Classic. Whimsical. Vibrant. Unexpected.
Lone Crow Bungalow (previously “Bend Bungalow”) was born in 2001 in Bend, Oregon out of a love of the aesthetics and philosophy of the American Bungalow Era (1920s) and a passion for the current nationwide resurgence and enduring quality of the style. Founder Karen Letourneau, her staff, and the shop’s clever American crow mascot “Bo” search out authentic, handcrafted decor and gifts from artisans around the country and abroad. The shop has been photographed by magazines such as Sunset Magazine and Cottage Living, and our finds have been featured in a wide range of beautiful homes across the United States.
Bo’s “Talking Crow” Blog serves as an online decor and design resource, with an ever changing showcase of curious finds and gifts, vibrant furnishings, restoration pieces, and bungalow era trends for those who like to be surrounded by the things they love.
Why “Lone”? Because we are singular in our style and in our approach to customer service.

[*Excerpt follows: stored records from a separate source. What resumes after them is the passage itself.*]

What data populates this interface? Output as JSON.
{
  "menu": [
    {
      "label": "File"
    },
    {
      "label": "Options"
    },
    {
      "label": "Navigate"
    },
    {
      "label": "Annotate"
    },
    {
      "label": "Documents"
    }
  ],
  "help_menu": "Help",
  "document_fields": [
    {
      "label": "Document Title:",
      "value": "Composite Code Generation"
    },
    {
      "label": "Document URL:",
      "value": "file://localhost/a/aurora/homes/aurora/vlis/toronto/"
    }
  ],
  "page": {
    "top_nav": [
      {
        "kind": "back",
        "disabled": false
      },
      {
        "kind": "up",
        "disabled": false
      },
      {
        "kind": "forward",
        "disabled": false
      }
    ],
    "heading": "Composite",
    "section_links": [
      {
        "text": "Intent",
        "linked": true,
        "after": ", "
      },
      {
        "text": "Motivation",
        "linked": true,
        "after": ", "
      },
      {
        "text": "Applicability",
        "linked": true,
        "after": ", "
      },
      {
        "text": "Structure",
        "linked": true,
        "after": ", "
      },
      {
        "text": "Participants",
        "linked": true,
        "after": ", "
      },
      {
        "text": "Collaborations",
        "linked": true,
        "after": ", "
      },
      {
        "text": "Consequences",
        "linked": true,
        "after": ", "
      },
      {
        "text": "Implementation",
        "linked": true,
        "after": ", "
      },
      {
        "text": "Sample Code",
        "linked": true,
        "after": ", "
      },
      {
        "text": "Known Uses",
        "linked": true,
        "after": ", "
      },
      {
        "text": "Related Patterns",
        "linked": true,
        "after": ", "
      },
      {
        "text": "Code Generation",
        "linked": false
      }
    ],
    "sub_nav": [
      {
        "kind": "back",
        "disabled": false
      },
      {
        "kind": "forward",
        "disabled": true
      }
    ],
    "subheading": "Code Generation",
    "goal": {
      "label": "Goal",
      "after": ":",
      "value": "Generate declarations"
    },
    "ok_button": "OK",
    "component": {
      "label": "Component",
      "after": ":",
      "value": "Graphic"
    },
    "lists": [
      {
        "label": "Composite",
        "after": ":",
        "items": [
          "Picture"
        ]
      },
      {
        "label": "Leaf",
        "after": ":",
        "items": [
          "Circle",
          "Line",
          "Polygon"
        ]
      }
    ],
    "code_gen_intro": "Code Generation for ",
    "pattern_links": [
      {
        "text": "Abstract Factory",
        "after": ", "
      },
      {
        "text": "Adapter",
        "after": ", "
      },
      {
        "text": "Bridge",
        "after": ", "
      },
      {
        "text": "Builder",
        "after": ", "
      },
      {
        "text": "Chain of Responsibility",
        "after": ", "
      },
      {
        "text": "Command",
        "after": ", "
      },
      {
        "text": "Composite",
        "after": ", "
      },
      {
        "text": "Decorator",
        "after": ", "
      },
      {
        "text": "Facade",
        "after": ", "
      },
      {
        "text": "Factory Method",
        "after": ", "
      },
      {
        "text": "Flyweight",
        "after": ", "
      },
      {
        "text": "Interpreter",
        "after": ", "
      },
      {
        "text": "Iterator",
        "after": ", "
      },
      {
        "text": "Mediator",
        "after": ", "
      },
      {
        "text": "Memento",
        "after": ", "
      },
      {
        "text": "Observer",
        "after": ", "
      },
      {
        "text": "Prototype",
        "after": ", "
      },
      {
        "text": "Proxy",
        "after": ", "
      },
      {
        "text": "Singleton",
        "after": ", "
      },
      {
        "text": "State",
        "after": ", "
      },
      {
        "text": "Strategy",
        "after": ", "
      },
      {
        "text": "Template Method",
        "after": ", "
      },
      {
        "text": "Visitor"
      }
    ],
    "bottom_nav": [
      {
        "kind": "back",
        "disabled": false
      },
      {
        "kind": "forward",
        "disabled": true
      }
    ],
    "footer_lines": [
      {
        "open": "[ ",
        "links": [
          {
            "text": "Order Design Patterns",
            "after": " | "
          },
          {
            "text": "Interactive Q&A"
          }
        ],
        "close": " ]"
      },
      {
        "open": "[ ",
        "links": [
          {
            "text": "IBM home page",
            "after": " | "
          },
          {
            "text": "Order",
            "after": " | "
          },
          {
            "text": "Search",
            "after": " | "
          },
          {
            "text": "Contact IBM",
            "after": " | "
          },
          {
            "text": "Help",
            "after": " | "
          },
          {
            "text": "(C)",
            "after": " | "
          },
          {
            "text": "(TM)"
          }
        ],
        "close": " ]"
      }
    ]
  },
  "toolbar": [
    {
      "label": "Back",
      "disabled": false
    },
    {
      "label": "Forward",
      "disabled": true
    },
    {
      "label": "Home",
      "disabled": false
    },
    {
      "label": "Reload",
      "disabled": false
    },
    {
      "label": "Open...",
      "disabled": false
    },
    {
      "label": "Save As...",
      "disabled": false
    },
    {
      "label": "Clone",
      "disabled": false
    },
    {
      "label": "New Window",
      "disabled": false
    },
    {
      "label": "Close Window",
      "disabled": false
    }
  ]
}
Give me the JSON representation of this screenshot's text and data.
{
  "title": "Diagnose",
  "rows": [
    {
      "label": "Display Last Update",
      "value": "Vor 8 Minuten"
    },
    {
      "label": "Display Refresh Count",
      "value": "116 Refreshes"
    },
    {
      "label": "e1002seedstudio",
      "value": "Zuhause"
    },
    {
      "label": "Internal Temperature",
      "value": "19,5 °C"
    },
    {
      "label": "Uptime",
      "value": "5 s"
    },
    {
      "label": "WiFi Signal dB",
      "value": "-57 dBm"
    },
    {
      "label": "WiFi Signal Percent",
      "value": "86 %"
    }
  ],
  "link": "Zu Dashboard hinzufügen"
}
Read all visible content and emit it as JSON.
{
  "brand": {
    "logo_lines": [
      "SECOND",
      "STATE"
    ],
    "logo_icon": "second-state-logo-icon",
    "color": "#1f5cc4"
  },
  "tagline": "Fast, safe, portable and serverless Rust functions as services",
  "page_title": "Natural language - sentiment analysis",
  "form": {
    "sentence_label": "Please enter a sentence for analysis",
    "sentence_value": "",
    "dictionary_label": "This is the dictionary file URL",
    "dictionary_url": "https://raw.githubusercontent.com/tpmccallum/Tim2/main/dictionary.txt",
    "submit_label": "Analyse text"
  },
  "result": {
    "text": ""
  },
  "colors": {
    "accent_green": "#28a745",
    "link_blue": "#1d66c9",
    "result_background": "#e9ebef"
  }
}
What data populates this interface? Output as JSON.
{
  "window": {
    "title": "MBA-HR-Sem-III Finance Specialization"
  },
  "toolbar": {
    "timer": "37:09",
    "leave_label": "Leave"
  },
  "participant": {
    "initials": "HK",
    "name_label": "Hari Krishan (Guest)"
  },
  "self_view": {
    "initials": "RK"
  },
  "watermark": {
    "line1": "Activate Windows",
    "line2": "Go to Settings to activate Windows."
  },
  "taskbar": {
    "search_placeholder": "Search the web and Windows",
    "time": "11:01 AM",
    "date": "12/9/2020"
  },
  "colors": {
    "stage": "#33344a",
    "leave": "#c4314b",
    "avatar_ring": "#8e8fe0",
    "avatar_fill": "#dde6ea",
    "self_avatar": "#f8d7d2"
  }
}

We aim to stand apart from the crowd, and we are confident that it will be abundantly evident to you at the shop and online.
Why “Crow”? Crows are curious, clever, playful, and adaptable … all things that describe the shop and our customers as well. Crows are also a recognizable artistic motif often seen in traditional American Bungalow Style.
Why “Bo”? Easy … our mascot’s name stands for Bend, Oregon, our home and daily source of inspiration courtesy of nature. This playful trickster keeps us guessing and gives voice to the collective whims of the staff.
About American Bungalow Style
Traditional American Bungalow Style embraces natural materials and traditional handcraftsmanship to create items that are as functional as they are beautiful. Lone Crow Bungalow takes that tradition and brings it up to current day, with an often unexpected twist, incorporating refreshing pieces that blend Bungalow style basics with new insight.
“Our style is eclectic as much as it is classic, making the shop compelling for nests of all kinds. We mix in art nouveau, Asian, folk, and northwest lodge elements, demonstrating our love for the many influences of the American Bungalow Style.” –Karen Letourneau